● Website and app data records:
- - - - - - -
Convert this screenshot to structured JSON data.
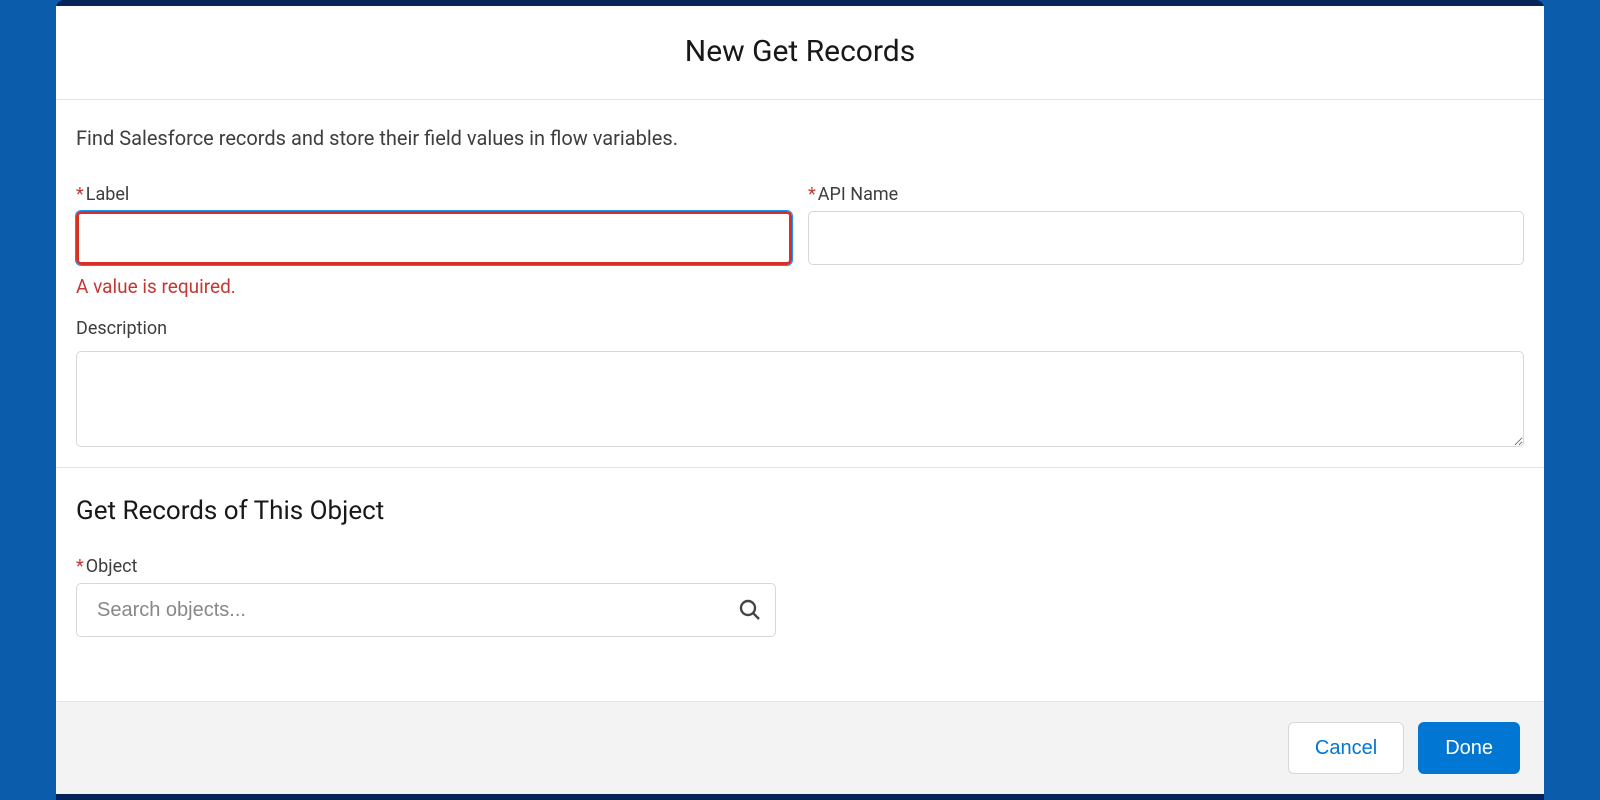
{
  "header": {
    "title": "New Get Records"
  },
  "intro": "Find Salesforce records and store their field values in flow variables.",
  "fields": {
    "label": {
      "label": "Label",
      "required_marker": "*",
      "value": "",
      "error": "A value is required."
    },
    "apiName": {
      "label": "API Name",
      "required_marker": "*",
      "value": ""
    },
    "description": {
      "label": "Description",
      "value": ""
    },
    "object": {
      "section_heading": "Get Records of This Object",
      "label": "Object",
      "required_marker": "*",
      "placeholder": "Search objects...",
      "value": "",
      "icon": "search-icon"
    }
  },
  "footer": {
    "cancel": "Cancel",
    "done": "Done"
  }
}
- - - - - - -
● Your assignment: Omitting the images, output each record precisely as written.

● Task solution:
Convert this screenshot to structured JSON data.
{
  "header": {
    "title": "New Get Records"
  },
  "intro": "Find Salesforce records and store their field values in flow variables.",
  "fields": {
    "label": {
      "label": "Label",
      "required_marker": "*",
      "value": "",
      "error": "A value is required."
    },
    "apiName": {
      "label": "API Name",
      "required_marker": "*",
      "value": ""
    },
    "description": {
      "label": "Description",
      "value": ""
    },
    "object": {
      "section_heading": "Get Records of This Object",
      "label": "Object",
      "required_marker": "*",
      "placeholder": "Search objects...",
      "value": "",
      "icon": "search-icon"
    }
  },
  "footer": {
    "cancel": "Cancel",
    "done": "Done"
  }
}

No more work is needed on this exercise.